So we (I) had to get the money from Vera, who had collected the first $30 and then transfer it to Chuck, who was collecting for the retirement gift. This took about three hours, my phone is so wonky. Now why Vera couldn’t have sent the money to Chuck, keeping us out of it, I don’t know. Venmo is a sister company to PayPal, which I’ve had for years.

eBay: I’ve had it for years, but seldom use it. I wanted to get cards for our SORRY game. I could have bought a new game, but the rules in Fire and Ice are very different. i figured out my password and got new cards for $5 plus nearly as much for postage. But it’s good. We use them.

Instagram: Even my daughter couldn’t help me with this.

When your blog provider says upgrade

I got this message recently: “Debian and Ubuntu are operating systems that power a huge chunk of DreamHost. And, like any operating systems, they receive regular updates to fix bugs, improve stability, and add features. We will be upgrading your Virtual Private Server from version 14.04 (also known as trusty) to Debian 9.12 (aka Stretch!)”

OK! I have no idea what that means.

Date of upgrade: Tuesday, June 9th
Maintenance Window: 8:00pm-10:00pm Pacific Time
Expected downtime: 5 minutes
You may notice that your sites become unreachable for about 5 minutes while we perform the upgrade. Don’t worry – this is normal!

And I was working on the blog RIGHT AT THAT TIME, losing a bit of work. But it’s all good now.

Analog guy: watches, cellphones, WordPress 5

These instructions, if I understood them, might even be useful

analog guy
from techshirts.net

I am an analog guy. I was reminded of this yet again when I pulled out my watch from my mail drawer – don’t ask – and started wearing it. It’s SO much easier telling the time with a 90-degree flick of the wrist.

Sometimes, when I needed the time, and no one has a watch, it seemed laborious for people to pull their various devices from their pockets. Why is so important repairs watches? I have to tell you, I found the best! Times Ticking helped me to fix my timepiece.

Also:

* My blog briefly became much more difficult to create. As someone explained to Dustbury: “WordPress 5 changed to an entirely new editor where construction of a post that historically just involved typing now involves pasting together a series of blocks that have to be added, for example, just to have quoted text. Am I missing something?”

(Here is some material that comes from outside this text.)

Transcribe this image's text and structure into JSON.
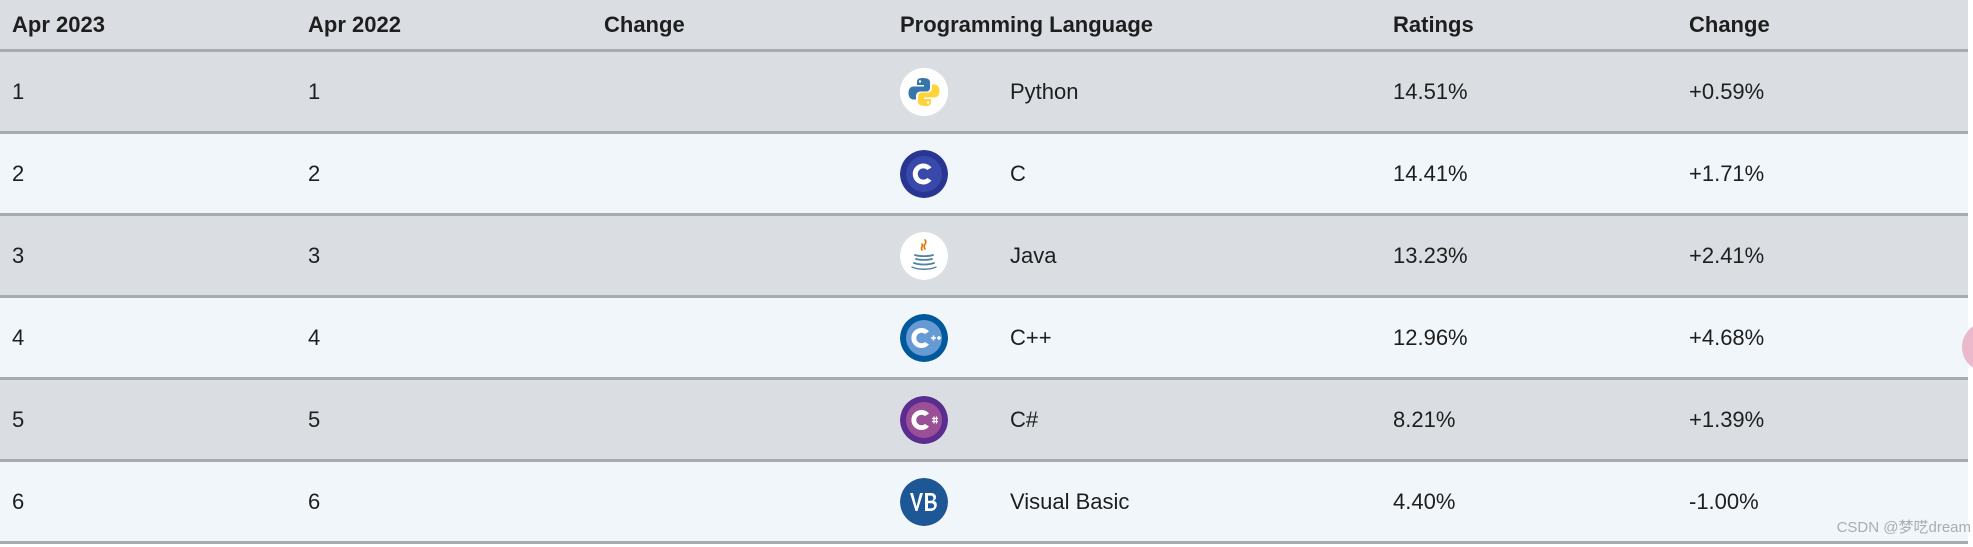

It was dreadful. Usually, I write in my test blog then cut and paste the whole thing, except for images, into my real blog. The new and “improved” system made me enter the text one paragraph at a time. I didn’t see a way to switch back to the familiar. Fortunately, Dustbury directed me to the Classic Editor plugin, which restores the previous editor.

Oh, the weird sizing in the text of this post – WP5. I could have rewritten it, but…

I’m also using FastCGI, and I don’t even know what that means.

* One of my buds has been experienced the blue screen of death repeatedly on his laptop and asked for assistance. He was sent these instructions, which, if I understood them, might even be useful. I experienced this irritant once myself, but the hard boot seemed to work so far, knock wood, or knock pixels, or whatever one raps upon.

* I pretty much hate my current smartphone.

1. It’s too small. It’s not just that I misplace it in the sofa or between the creases of my backpack. I was in a hotel in DC, sitting at the desk in my room, and it seemed to just disappear. It slipped under this odd, unnecessary ledge.

2. It doesn’t always work. When I fully charge it, then turn it on, it’s already down to 95%. I had it at that conference in DC and the only way to get the schedule was by downloading the app. Well, in this hotel, there were four floors BELOW the lobby, and the app did NOT work on the lower two floors.

So when I get a train ticket or tickets to Yankee Stadium, I order them online but get physical copies rather than getting them on my phone. An analog guy, I tell you.

Here’s another thing. They tell you to “protect your social network accounts with a strong, unique password and use two-step verification, when possible.” Every time I do that, I manage to lock myself out of my own devices because I’ve forgotten the password of the second step in the verification. I know there’s a password saver thing, but…

To quote Brian Wilson, “I guess I just wasn’t made for these times…”